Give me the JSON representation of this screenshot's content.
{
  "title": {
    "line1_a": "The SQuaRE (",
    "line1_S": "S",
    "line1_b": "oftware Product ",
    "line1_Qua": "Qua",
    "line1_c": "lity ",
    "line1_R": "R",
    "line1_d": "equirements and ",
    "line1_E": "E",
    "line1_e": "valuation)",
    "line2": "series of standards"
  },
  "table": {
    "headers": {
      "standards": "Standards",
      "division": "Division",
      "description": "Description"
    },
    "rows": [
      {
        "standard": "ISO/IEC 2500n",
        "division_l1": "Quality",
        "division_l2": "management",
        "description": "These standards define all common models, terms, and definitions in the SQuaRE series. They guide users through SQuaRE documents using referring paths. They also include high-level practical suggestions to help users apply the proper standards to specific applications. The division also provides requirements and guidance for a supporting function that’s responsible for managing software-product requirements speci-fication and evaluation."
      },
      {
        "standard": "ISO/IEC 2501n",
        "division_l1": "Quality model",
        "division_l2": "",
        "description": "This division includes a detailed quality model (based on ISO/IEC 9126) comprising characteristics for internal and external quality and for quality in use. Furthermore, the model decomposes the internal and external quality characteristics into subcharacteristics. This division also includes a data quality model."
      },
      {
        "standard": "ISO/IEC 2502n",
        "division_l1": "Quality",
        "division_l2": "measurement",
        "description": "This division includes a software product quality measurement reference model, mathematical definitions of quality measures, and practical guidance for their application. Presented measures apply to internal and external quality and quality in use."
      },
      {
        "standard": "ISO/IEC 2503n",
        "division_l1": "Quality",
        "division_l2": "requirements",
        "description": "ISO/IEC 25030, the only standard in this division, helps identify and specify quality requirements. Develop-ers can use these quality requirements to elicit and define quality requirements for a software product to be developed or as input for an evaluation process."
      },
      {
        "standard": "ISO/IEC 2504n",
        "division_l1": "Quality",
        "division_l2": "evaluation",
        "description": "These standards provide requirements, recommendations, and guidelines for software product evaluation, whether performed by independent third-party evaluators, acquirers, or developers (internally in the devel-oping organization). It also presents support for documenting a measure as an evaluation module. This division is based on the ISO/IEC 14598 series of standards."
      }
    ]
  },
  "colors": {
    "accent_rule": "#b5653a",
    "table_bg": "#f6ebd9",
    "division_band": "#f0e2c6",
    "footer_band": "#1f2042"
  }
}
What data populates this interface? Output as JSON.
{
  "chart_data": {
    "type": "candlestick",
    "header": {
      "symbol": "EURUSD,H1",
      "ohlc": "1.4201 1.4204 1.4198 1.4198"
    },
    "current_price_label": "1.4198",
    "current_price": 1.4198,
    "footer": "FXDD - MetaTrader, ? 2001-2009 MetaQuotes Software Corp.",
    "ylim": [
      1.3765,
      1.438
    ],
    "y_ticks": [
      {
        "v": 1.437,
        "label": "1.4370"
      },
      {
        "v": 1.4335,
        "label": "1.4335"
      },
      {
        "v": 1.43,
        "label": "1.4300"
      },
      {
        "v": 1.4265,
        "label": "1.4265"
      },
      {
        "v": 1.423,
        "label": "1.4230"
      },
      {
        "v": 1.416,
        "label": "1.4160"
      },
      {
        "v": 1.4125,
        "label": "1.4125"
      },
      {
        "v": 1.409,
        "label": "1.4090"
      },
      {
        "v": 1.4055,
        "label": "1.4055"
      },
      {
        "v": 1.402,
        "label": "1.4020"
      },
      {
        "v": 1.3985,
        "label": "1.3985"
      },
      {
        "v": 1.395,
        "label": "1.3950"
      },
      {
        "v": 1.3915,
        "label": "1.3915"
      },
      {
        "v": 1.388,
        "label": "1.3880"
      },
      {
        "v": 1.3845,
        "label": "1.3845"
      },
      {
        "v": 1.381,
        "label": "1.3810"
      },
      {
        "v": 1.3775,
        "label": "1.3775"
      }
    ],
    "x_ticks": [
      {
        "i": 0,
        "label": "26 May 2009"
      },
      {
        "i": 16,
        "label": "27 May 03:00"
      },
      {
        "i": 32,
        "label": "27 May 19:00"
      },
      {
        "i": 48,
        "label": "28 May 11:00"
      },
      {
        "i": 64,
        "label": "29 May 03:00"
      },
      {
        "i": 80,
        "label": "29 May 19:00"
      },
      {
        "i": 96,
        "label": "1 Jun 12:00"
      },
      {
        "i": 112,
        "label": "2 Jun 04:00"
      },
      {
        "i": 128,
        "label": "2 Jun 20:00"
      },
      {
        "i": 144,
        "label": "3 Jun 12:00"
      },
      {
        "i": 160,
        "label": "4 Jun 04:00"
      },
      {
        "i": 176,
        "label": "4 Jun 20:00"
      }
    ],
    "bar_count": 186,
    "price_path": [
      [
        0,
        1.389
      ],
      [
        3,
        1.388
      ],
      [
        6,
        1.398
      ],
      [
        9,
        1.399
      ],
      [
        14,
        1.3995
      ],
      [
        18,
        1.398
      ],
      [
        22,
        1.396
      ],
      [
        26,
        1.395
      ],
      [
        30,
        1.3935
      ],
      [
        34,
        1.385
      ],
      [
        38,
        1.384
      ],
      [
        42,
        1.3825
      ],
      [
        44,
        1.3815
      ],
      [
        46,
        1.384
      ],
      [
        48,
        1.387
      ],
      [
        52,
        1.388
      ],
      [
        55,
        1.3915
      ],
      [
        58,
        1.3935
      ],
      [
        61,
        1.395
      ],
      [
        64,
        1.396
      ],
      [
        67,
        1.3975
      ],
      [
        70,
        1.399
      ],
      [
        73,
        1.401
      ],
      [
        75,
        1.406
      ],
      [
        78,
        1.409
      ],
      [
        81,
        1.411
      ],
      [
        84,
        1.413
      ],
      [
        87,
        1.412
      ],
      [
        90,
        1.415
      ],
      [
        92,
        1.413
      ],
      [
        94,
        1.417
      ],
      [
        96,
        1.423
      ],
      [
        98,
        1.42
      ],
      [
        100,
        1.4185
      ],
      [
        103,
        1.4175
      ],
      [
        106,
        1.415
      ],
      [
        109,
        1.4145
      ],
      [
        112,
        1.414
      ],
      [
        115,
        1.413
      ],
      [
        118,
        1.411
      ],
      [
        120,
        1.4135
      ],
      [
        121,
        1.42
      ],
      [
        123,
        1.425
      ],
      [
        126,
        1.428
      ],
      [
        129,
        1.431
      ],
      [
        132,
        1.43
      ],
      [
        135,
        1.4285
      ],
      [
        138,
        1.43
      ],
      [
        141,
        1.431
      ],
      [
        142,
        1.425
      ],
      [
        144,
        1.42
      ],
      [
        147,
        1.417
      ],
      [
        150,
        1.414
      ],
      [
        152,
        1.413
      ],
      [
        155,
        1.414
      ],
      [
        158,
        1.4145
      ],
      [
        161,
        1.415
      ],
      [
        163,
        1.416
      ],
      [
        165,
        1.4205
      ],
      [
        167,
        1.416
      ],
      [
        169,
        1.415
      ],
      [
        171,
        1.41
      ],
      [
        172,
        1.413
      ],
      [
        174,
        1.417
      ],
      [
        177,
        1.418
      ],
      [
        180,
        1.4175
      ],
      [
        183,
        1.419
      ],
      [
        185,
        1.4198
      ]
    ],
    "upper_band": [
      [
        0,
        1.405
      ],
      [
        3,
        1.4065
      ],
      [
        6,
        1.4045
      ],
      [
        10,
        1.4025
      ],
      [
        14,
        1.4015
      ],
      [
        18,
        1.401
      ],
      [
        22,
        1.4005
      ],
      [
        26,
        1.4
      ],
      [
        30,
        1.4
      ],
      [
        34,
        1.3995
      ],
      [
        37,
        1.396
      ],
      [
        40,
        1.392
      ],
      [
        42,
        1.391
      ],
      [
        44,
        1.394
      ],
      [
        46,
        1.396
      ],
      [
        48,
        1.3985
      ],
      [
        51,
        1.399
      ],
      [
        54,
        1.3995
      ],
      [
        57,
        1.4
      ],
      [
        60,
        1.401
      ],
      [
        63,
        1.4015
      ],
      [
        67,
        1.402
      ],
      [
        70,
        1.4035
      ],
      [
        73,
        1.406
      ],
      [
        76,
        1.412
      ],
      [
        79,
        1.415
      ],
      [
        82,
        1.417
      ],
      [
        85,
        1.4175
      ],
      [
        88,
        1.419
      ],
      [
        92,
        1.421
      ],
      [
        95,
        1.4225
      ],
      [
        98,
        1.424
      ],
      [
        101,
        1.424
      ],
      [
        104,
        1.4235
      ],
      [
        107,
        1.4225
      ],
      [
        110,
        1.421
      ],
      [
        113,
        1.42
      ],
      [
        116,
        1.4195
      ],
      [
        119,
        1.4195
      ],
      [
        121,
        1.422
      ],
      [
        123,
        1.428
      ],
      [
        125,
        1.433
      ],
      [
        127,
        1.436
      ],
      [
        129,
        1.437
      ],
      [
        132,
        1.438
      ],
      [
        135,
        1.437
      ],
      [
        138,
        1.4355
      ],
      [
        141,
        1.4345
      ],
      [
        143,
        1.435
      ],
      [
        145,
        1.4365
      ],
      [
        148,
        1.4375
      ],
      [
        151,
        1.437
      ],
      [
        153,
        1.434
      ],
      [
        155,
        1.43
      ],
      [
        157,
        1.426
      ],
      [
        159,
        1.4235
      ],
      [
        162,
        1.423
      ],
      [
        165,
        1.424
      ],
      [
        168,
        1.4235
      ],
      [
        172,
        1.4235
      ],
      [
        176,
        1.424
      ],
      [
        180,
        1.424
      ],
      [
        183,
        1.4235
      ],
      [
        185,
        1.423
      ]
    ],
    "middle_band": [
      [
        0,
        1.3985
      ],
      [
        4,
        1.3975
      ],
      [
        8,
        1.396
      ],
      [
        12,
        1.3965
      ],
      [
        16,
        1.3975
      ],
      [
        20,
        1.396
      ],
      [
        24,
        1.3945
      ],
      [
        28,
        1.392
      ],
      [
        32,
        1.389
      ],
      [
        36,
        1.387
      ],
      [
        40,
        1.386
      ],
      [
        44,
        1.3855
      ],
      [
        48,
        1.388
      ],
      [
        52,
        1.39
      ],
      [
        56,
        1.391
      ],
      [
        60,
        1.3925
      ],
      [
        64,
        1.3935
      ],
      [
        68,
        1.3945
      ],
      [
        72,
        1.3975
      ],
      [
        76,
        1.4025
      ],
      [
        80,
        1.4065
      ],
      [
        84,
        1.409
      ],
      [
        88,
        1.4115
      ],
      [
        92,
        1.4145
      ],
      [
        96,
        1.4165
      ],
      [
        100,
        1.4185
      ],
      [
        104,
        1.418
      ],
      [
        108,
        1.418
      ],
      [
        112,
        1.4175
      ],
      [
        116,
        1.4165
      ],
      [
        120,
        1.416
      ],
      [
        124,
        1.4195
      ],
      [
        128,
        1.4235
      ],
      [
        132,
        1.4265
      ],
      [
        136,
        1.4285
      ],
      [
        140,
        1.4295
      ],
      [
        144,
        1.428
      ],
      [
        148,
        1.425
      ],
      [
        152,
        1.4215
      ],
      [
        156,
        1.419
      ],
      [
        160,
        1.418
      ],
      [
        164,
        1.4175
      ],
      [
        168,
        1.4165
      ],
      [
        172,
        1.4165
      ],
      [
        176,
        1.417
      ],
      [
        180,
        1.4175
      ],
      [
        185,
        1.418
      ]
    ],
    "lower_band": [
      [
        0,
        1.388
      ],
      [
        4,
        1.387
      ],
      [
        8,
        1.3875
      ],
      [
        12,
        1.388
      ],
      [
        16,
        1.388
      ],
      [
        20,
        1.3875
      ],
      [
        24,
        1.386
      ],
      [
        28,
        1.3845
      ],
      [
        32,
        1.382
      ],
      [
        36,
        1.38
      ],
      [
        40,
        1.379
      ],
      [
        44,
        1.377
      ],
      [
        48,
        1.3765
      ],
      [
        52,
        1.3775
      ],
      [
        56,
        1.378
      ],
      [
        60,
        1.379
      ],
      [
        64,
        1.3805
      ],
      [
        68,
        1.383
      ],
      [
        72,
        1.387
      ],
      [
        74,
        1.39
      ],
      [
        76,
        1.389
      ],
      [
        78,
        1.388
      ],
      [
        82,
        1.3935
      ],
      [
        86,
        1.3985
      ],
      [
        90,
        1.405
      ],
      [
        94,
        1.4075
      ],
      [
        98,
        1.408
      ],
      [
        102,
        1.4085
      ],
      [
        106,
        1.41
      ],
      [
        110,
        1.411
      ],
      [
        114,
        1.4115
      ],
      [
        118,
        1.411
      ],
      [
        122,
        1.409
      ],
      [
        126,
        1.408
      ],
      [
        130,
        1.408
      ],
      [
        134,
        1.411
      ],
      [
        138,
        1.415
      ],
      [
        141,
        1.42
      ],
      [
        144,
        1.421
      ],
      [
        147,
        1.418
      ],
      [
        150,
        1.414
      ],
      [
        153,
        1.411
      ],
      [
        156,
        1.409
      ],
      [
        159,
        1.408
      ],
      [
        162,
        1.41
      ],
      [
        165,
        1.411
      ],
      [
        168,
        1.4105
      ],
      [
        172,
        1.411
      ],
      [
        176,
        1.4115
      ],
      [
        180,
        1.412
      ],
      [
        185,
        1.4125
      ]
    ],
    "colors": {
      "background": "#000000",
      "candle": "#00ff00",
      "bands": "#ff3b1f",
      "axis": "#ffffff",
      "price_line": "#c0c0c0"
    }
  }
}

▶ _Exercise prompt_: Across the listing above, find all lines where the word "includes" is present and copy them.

▶ _Response_:
        "description": "This division includes a detailed quality model (based on ISO/IEC 9126) comprising characteristics for internal and external quality and for quality in use. Furthermore, the model decomposes the internal and external quality characteristics into subcharacteristics. This division also includes a data quality model."
        "description": "This division includes a software product quality measurement reference model, mathematical definitions of quality measures, and practical guidance for their application. Presented measures apply to internal and external quality and quality in use."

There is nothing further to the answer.